4. Read: This one probably seems obvious, but I feel like it needs to be said. Read everything you can get your hands on. Pick up an old favorite, or dust off that hardcover you kept meaning to read but never got the chance to. As we grow and change, so do the things that keep our interest; even in our favorite books. You may pick up on subtle details you never noticed before, or you might find that your demographic has changed completely from what it was when you first started writing. Reading is not only a great way to get inspired and figure out what you like, but it’s also a way to study your target audience. What’s lacking in the market? What have you seen so much of, that if you see it one more time, you’re going to throw the paper back across the room? (I’m looking at you, YA love triangles!)

These are all wonderful questions to ask in order to learn more about your writing style, the things that attract you to a book, as well as cliches you want to stay far, far away from.

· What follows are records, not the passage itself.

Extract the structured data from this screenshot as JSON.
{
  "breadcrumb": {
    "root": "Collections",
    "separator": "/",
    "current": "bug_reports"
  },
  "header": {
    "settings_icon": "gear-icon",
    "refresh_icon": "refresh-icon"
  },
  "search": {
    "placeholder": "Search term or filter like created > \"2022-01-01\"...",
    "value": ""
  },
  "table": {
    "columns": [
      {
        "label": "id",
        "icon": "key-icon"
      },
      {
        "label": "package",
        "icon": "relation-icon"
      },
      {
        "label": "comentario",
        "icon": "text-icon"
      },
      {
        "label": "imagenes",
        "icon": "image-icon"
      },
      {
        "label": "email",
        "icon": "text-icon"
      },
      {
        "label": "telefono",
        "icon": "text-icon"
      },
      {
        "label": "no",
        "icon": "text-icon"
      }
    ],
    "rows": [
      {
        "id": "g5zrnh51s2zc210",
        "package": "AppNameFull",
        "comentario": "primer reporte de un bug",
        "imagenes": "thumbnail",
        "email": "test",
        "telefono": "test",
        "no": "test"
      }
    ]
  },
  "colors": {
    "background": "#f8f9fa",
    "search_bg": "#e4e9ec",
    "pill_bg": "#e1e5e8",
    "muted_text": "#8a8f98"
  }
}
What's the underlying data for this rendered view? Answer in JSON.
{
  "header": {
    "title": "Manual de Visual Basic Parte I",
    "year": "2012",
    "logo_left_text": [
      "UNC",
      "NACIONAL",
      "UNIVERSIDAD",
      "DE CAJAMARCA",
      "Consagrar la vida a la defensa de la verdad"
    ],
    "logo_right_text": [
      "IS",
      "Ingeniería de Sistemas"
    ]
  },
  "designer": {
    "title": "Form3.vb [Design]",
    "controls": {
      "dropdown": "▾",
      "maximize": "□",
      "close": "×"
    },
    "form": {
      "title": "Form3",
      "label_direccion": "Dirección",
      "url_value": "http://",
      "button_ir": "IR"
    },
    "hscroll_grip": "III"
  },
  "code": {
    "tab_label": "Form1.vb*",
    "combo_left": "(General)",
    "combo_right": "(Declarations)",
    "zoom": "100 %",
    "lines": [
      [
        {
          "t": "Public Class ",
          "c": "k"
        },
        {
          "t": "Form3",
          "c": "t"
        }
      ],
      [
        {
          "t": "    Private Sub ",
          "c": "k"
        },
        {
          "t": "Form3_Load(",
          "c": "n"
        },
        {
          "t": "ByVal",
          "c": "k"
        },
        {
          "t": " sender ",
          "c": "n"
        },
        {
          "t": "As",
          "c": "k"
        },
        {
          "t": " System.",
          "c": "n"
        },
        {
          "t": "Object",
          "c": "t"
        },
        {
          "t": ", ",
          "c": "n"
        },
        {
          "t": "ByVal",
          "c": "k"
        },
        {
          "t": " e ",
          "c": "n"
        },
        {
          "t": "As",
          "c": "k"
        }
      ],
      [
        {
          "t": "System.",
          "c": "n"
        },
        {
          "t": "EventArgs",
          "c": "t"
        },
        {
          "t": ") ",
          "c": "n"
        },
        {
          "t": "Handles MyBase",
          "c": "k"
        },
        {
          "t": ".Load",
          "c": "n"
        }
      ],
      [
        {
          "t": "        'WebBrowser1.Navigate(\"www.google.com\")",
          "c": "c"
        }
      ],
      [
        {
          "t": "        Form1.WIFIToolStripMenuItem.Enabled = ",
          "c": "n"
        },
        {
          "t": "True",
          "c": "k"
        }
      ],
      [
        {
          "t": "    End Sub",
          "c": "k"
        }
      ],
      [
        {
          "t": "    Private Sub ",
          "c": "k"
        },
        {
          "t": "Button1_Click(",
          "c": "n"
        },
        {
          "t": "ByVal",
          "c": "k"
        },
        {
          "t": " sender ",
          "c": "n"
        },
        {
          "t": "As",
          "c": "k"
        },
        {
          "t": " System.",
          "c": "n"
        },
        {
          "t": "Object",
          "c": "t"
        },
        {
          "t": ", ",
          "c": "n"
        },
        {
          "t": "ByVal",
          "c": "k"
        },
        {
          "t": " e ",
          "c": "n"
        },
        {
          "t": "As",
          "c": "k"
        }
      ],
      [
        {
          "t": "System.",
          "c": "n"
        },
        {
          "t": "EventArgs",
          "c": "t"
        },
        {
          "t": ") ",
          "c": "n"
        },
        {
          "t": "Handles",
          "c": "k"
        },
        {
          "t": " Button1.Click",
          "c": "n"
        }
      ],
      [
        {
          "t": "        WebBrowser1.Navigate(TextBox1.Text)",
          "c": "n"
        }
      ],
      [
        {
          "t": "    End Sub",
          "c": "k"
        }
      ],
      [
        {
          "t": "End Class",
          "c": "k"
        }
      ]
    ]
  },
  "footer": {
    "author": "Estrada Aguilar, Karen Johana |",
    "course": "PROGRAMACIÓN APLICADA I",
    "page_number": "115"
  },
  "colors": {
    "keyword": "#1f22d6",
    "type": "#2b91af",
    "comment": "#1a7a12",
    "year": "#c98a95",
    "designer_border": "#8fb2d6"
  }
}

3. Research: When I say research, I don’t just mean scour through the shelves of your local library or scroll through endless pages of books on Amazon while you gather all the necessary facts to write your next best-selling novel. Nope, when I say research I mean research anything you want. Do you like punk rock bands? Look up their history and how they started. Or what if you like to bake? Make three new recipes and chronicle your experiences. I, personally, have a real affinity for anything “behind the scenes. From red carpet premieres, to the making of a student film, to how they put the set together for my little sister’s school play. I love all of it. And the stories and ideas I get from watching or hearing about these things often shock even me. Find an interest and run with it. I bet you’ll be surprised what you can come up with.

2. Talk: One of my favorite ways to get inspired is to simply talk. I don’t know about you, but my family and friends have some pretty funny conversations, especially given that they know that I’m likely to take anything they say and put it in a book. You can talk about anything, even, and especially, the particular project that you’re stuck on. I find that it’s always immensely helpful to have another perspective. Even if the other person only knows the story based on what I’ve told them, they can often take things in an entirely different direction that I never would’ve seen. Sometimes, their suggestions work wonders, and sometimes they don’t. But they always, always, get my wheels turning.

1.Listen to Music: I would argue that if you listen closely, every song has a story. And not just the story the composer intended either. Blown Away by Carrie Underwood is a song about a girl whose mother died and whose father is a drunk. When a tornado comes, she takes shelter, but is unable to wake her passed out father to protect him. She wants the house to be destroyed in the storm, thinking it will give her freedom from her shitty life.

This is a pretty standard plot that anyone can get from listening to that song. But I was most curious about what  happened after the tornado hit.  Why was the father such a drunk? Had always been that way or was it the mother’s passing that caused him to drink? Did he survive the storm, or was it swept away with the rest of the house? What kind of life did the young girl lead after that? Did she get the freedom she always wanted? Was it worth it?

By looking a little deeper into a simple two-minute tune thousands of ideas can come to the surface.

Challenge of the Week: Get writing! Post a 100-500 word story in the comments, on my tumblr,  Facebook page, or shabased on something that inspired you. I’ll do the same and share it with my normal Flash Fiction Fridays. Let’s see what gets everyone’s juices flowing!